TASK GOAL - Print the records below exactly, leaving out nothing.
AVAILABLE RECORDS START
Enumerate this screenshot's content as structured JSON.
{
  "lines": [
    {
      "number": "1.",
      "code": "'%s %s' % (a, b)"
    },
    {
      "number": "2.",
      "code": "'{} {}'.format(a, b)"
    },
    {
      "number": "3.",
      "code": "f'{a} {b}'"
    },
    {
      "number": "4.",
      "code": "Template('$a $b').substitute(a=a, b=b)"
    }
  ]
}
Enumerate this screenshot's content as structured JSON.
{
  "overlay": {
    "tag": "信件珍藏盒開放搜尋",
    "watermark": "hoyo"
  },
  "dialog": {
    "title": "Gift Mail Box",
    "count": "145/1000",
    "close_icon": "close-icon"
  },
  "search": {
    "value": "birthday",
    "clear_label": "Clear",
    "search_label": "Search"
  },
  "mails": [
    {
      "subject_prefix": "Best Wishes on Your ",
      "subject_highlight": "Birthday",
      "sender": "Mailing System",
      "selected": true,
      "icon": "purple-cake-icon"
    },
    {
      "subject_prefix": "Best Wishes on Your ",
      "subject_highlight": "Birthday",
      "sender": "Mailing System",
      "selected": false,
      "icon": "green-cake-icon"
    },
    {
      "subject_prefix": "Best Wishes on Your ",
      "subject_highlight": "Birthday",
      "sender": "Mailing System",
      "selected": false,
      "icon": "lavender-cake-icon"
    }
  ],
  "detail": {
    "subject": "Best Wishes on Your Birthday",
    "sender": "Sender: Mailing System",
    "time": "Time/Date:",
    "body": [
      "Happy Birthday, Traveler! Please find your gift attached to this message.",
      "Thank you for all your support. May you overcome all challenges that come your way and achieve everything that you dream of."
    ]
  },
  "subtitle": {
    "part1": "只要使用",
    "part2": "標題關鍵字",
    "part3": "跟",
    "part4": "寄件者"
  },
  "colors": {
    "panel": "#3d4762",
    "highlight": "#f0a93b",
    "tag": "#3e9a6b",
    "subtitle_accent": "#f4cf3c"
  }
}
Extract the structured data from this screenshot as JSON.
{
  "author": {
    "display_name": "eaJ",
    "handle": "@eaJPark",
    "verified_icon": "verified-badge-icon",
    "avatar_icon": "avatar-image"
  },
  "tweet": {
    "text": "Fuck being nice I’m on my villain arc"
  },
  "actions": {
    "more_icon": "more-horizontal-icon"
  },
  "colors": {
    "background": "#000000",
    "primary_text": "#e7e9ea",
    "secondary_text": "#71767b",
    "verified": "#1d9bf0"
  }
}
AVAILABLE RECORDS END
RESULT OF THE TASK -
Enumerate this screenshot's content as structured JSON.
{
  "lines": [
    {
      "number": "1.",
      "code": "'%s %s' % (a, b)"
    },
    {
      "number": "2.",
      "code": "'{} {}'.format(a, b)"
    },
    {
      "number": "3.",
      "code": "f'{a} {b}'"
    },
    {
      "number": "4.",
      "code": "Template('$a $b').substitute(a=a, b=b)"
    }
  ]
}
Enumerate this screenshot's content as structured JSON.
{
  "overlay": {
    "tag": "信件珍藏盒開放搜尋",
    "watermark": "hoyo"
  },
  "dialog": {
    "title": "Gift Mail Box",
    "count": "145/1000",
    "close_icon": "close-icon"
  },
  "search": {
    "value": "birthday",
    "clear_label": "Clear",
    "search_label": "Search"
  },
  "mails": [
    {
      "subject_prefix": "Best Wishes on Your ",
      "subject_highlight": "Birthday",
      "sender": "Mailing System",
      "selected": true,
      "icon": "purple-cake-icon"
    },
    {
      "subject_prefix": "Best Wishes on Your ",
      "subject_highlight": "Birthday",
      "sender": "Mailing System",
      "selected": false,
      "icon": "green-cake-icon"
    },
    {
      "subject_prefix": "Best Wishes on Your ",
      "subject_highlight": "Birthday",
      "sender": "Mailing System",
      "selected": false,
      "icon": "lavender-cake-icon"
    }
  ],
  "detail": {
    "subject": "Best Wishes on Your Birthday",
    "sender": "Sender: Mailing System",
    "time": "Time/Date:",
    "body": [
      "Happy Birthday, Traveler! Please find your gift attached to this message.",
      "Thank you for all your support. May you overcome all challenges that come your way and achieve everything that you dream of."
    ]
  },
  "subtitle": {
    "part1": "只要使用",
    "part2": "標題關鍵字",
    "part3": "跟",
    "part4": "寄件者"
  },
  "colors": {
    "panel": "#3d4762",
    "highlight": "#f0a93b",
    "tag": "#3e9a6b",
    "subtitle_accent": "#f4cf3c"
  }
}
Extract the structured data from this screenshot as JSON.
{
  "author": {
    "display_name": "eaJ",
    "handle": "@eaJPark",
    "verified_icon": "verified-badge-icon",
    "avatar_icon": "avatar-image"
  },
  "tweet": {
    "text": "Fuck being nice I’m on my villain arc"
  },
  "actions": {
    "more_icon": "more-horizontal-icon"
  },
  "colors": {
    "background": "#000000",
    "primary_text": "#e7e9ea",
    "secondary_text": "#71767b",
    "verified": "#1d9bf0"
  }
}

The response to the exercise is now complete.